India needs a White House Correspondents' Dinner. (I'm as sceptical as the next gal about a statement that begins with 'India needs...' but bear with me for a second.)
The White House Correspondents' Dinner is a Washington, DC tradition. Ostensibly a scholarship benefit for promising students of journalism, it is mostly significant as a spectacle centred around a comedian-host who takes aim at politics and media, and a presidential speech, which is usually a kind of 'friendly' roast of the press (and critics in general).
There have been some salient criticisms of the WHCD, chiefly that it is an exercise in mutual back-scratching that obscures the enmeshment of the White House and its Press Corps. But sitting here in sulky, bristling New Delhi, the idea of politicians and celebrity journalists willingly offering themselves up for a nice, vigorous ribbing, even as a pageant, sounds to me like one whose time has come.
We need a public event, one night a year, where politicians, the media and comedians can get in a room and - consensually - let fly at each other. Think of it as catharsis. Spring cleaning. A periodic knife-sharpening. A juice cleanse. One day a year to get it all out of our system and out in the open, so we can all start afresh, ready to tackle the next bit of nonsense oratory, the next bad policy, the next insane pseudo-scientific claim.
Think of the possibilities.
Think of the time and energy the Government of India could save, not having to maintain the constant vigilance it must take to smack down random acts of humour bursting out all over the country for lack of a legitimate organised outlet.
Think of the gift it would be to the media: an opportunity to say, in the guise of good fun, what can never be said on prime time.
Think of the rigour it could bring to comedy, having to corral the energy diffused on Twitter, to move past endless iterations of Pappu and Feku jokes, and to deliver pointed critique as the whole country watches and the targets are obliged to laugh.
Rather than take swings at each other through social media (or, in the government's case, the police force), we could communicate. We could develop a thicker skin, a sense of humour, perhaps even of proportion.
It is clear that there exists in this country a prodigious talent for taking offence, but a commensurate talent for taking a joke, for lightness and laughing at oneself, is not in evidence. This is a problem. It starts with Jaya Bachchan trying to get the Rajya Sabha debates to stop radio jockeys from making fun of her, and leads to cops intimidating Vir Das in the middle of a show for doing a bit on Abdul Kalam, and before you know it young girls are getting arrested for being insufficiently aggrieved by Bal Thackeray's death.
Perhaps politicians ought to try leaning into the humour a little.

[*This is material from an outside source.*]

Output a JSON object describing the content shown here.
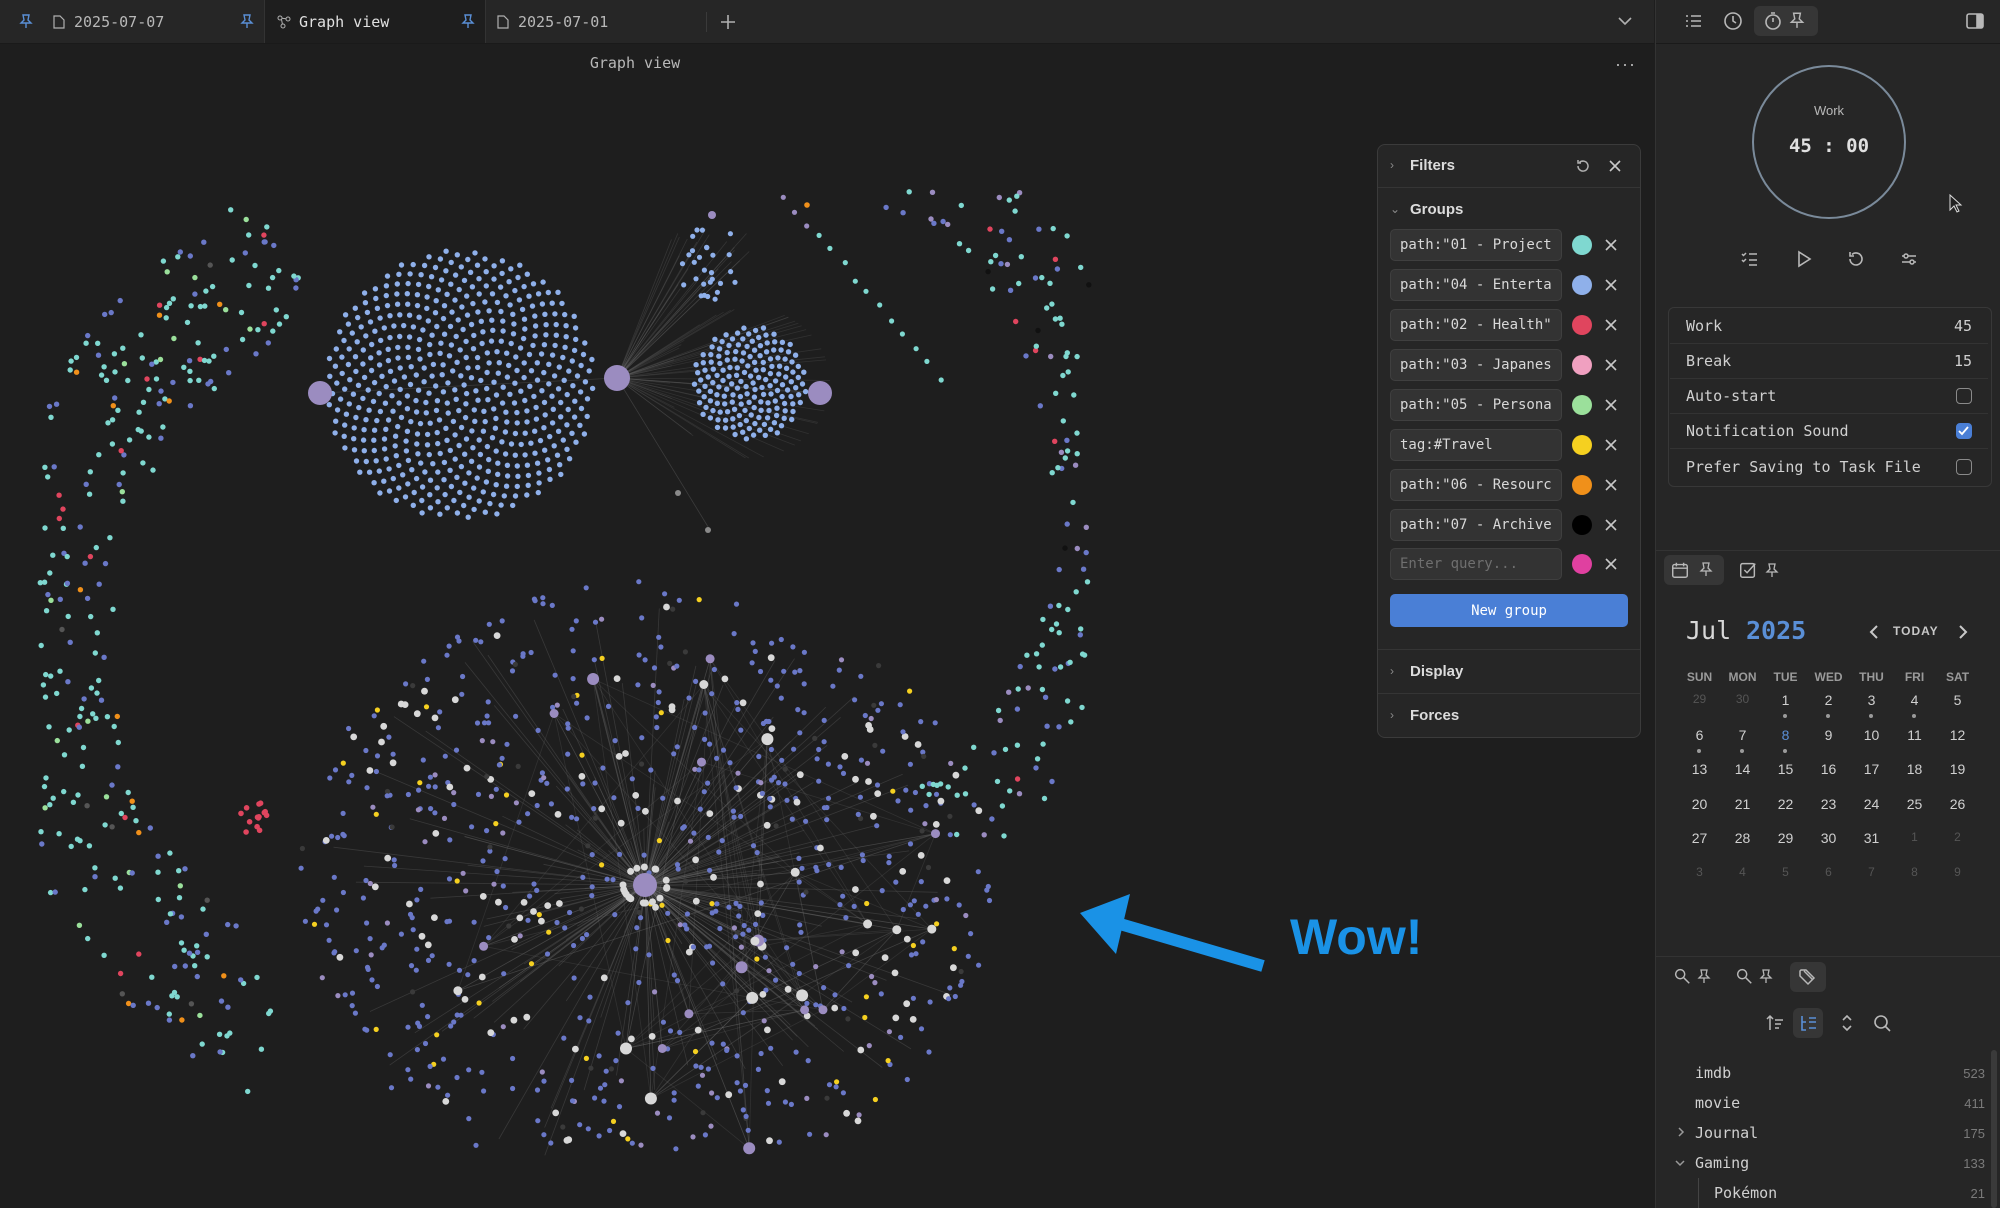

Just look at what it did for Arvind Kejriwal. Kejriwal has often railed against the media's unfair portrayals of him and his party. This complaint did him no favours. But he earned enormous goodwill when he appeared on a video by The Viral Fever lampooning both him and Arnab Goswami. He made it clear he could take a joke at his own expense, and got in a few good jabs of his own.
Think of the gift to comedy: to deliver critique as the country watches and the targets are obliged to laugh
This is the secret incentive for politicians to participate: they can hit back. Openly. Without having to derail rally speeches and addresses to Parliament with petulant digs at the media or the opposition. (We all know Modi's got some sharp ones up his sleeve.). They can also earn a little cool for being able to take a good bit of criticism on the chin. And the rest of us can be a little safer from the passive-aggressive use of state power.
Plus, we could call it 7 Race Course Roast, which, frankly, is incentive enough.